PROBLEM REQUIREMENTS
Return the entries that follow exactly, with no images.

(App and web page records)
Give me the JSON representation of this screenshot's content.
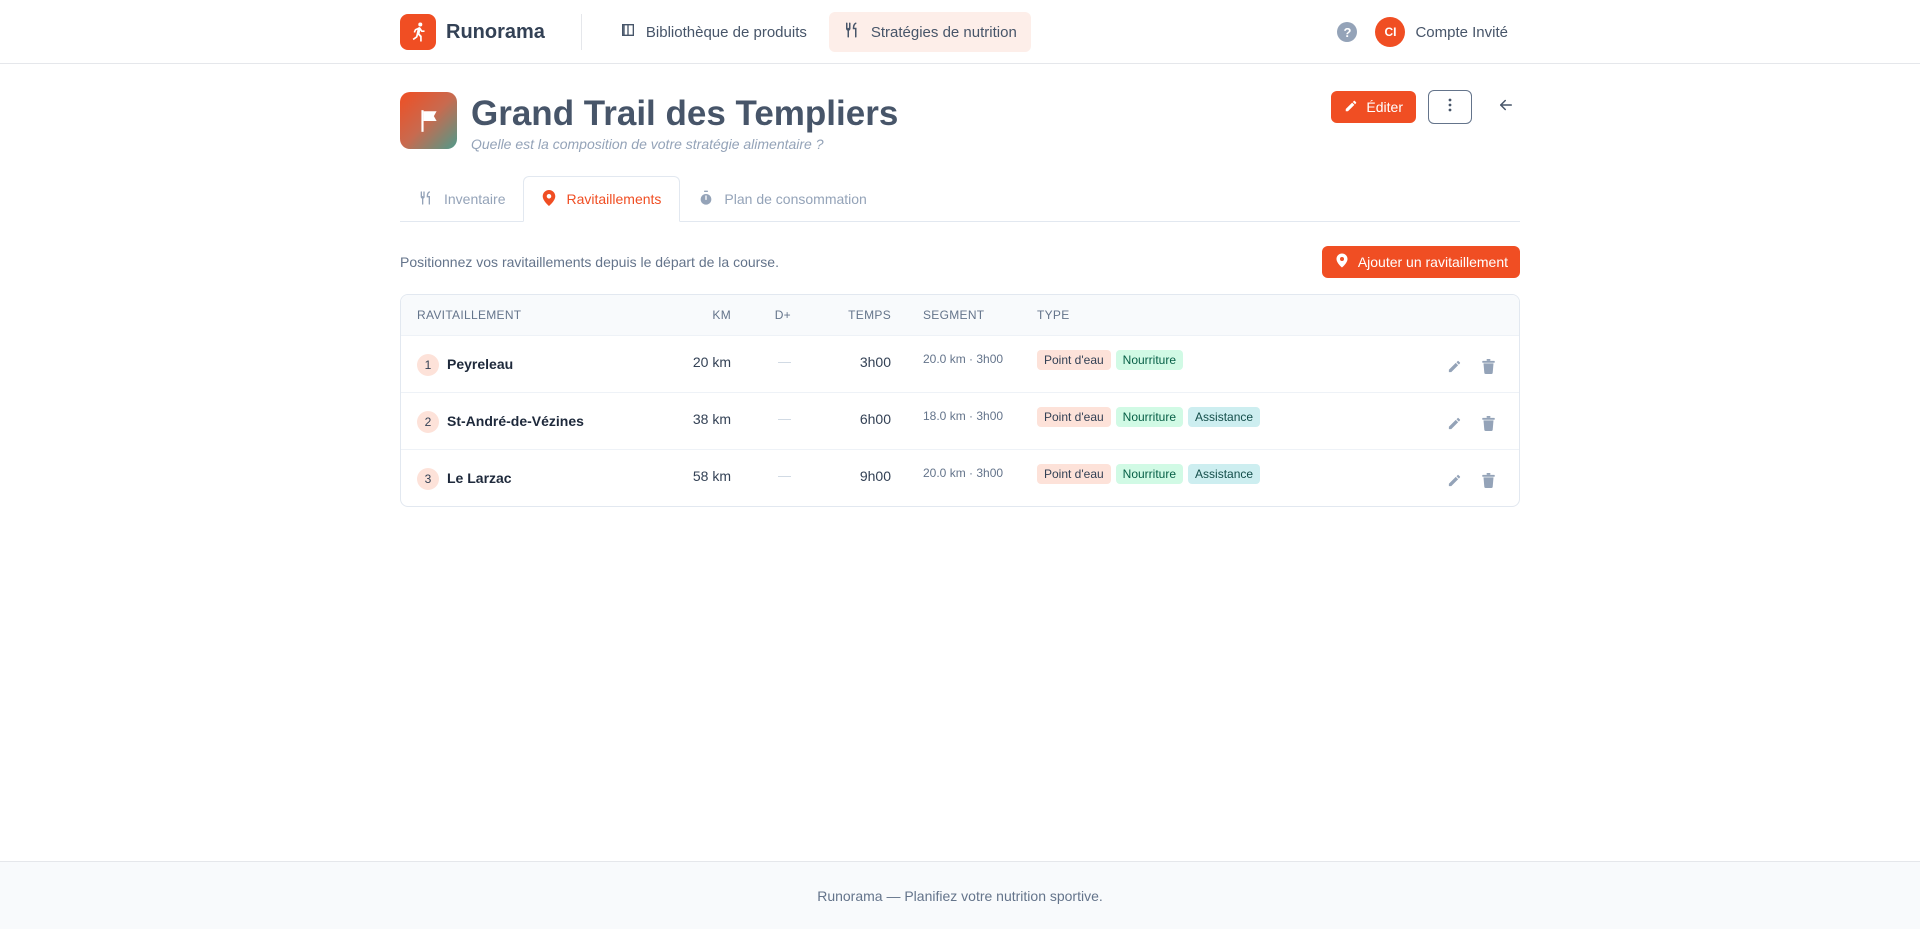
{
  "app": {
    "name": "Runorama"
  },
  "nav": {
    "items": [
      {
        "label": "Bibliothèque de produits",
        "icon": "book-icon",
        "active": false
      },
      {
        "label": "Stratégies de nutrition",
        "icon": "utensils-icon",
        "active": true
      }
    ],
    "help_label": "?",
    "account": {
      "initials": "CI",
      "label": "Compte Invité"
    }
  },
  "page": {
    "title": "Grand Trail des Templiers",
    "subtitle": "Quelle est la composition de votre stratégie alimentaire ?",
    "edit_label": "Éditer"
  },
  "tabs": [
    {
      "label": "Inventaire",
      "icon": "utensils-icon",
      "active": false
    },
    {
      "label": "Ravitaillements",
      "icon": "map-pin-icon",
      "active": true
    },
    {
      "label": "Plan de consommation",
      "icon": "stopwatch-icon",
      "active": false
    }
  ],
  "toolbar": {
    "hint": "Positionnez vos ravitaillements depuis le départ de la course.",
    "add_label": "Ajouter un ravitaillement"
  },
  "table": {
    "headers": {
      "name": "RAVITAILLEMENT",
      "km": "KM",
      "dplus": "D+",
      "time": "TEMPS",
      "segment": "SEGMENT",
      "type": "TYPE"
    },
    "rows": [
      {
        "num": "1",
        "name": "Peyreleau",
        "km": "20 km",
        "dplus": "—",
        "time": "3h00",
        "segment": "20.0 km · 3h00",
        "types": [
          "Point d'eau",
          "Nourriture"
        ]
      },
      {
        "num": "2",
        "name": "St-André-de-Vézines",
        "km": "38 km",
        "dplus": "—",
        "time": "6h00",
        "segment": "18.0 km · 3h00",
        "types": [
          "Point d'eau",
          "Nourriture",
          "Assistance"
        ]
      },
      {
        "num": "3",
        "name": "Le Larzac",
        "km": "58 km",
        "dplus": "—",
        "time": "9h00",
        "segment": "20.0 km · 3h00",
        "types": [
          "Point d'eau",
          "Nourriture",
          "Assistance"
        ]
      }
    ]
  },
  "footer": {
    "text": "Runorama — Planifiez votre nutrition sportive."
  },
  "colors": {
    "accent": "#f04e23"
  }
}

PROBLEM SOLUTION
Give me the JSON representation of this screenshot's content.
{
  "app": {
    "name": "Runorama"
  },
  "nav": {
    "items": [
      {
        "label": "Bibliothèque de produits",
        "icon": "book-icon",
        "active": false
      },
      {
        "label": "Stratégies de nutrition",
        "icon": "utensils-icon",
        "active": true
      }
    ],
    "help_label": "?",
    "account": {
      "initials": "CI",
      "label": "Compte Invité"
    }
  },
  "page": {
    "title": "Grand Trail des Templiers",
    "subtitle": "Quelle est la composition de votre stratégie alimentaire ?",
    "edit_label": "Éditer"
  },
  "tabs": [
    {
      "label": "Inventaire",
      "icon": "utensils-icon",
      "active": false
    },
    {
      "label": "Ravitaillements",
      "icon": "map-pin-icon",
      "active": true
    },
    {
      "label": "Plan de consommation",
      "icon": "stopwatch-icon",
      "active": false
    }
  ],
  "toolbar": {
    "hint": "Positionnez vos ravitaillements depuis le départ de la course.",
    "add_label": "Ajouter un ravitaillement"
  },
  "table": {
    "headers": {
      "name": "RAVITAILLEMENT",
      "km": "KM",
      "dplus": "D+",
      "time": "TEMPS",
      "segment": "SEGMENT",
      "type": "TYPE"
    },
    "rows": [
      {
        "num": "1",
        "name": "Peyreleau",
        "km": "20 km",
        "dplus": "—",
        "time": "3h00",
        "segment": "20.0 km · 3h00",
        "types": [
          "Point d'eau",
          "Nourriture"
        ]
      },
      {
        "num": "2",
        "name": "St-André-de-Vézines",
        "km": "38 km",
        "dplus": "—",
        "time": "6h00",
        "segment": "18.0 km · 3h00",
        "types": [
          "Point d'eau",
          "Nourriture",
          "Assistance"
        ]
      },
      {
        "num": "3",
        "name": "Le Larzac",
        "km": "58 km",
        "dplus": "—",
        "time": "9h00",
        "segment": "20.0 km · 3h00",
        "types": [
          "Point d'eau",
          "Nourriture",
          "Assistance"
        ]
      }
    ]
  },
  "footer": {
    "text": "Runorama — Planifiez votre nutrition sportive."
  },
  "colors": {
    "accent": "#f04e23"
  }
}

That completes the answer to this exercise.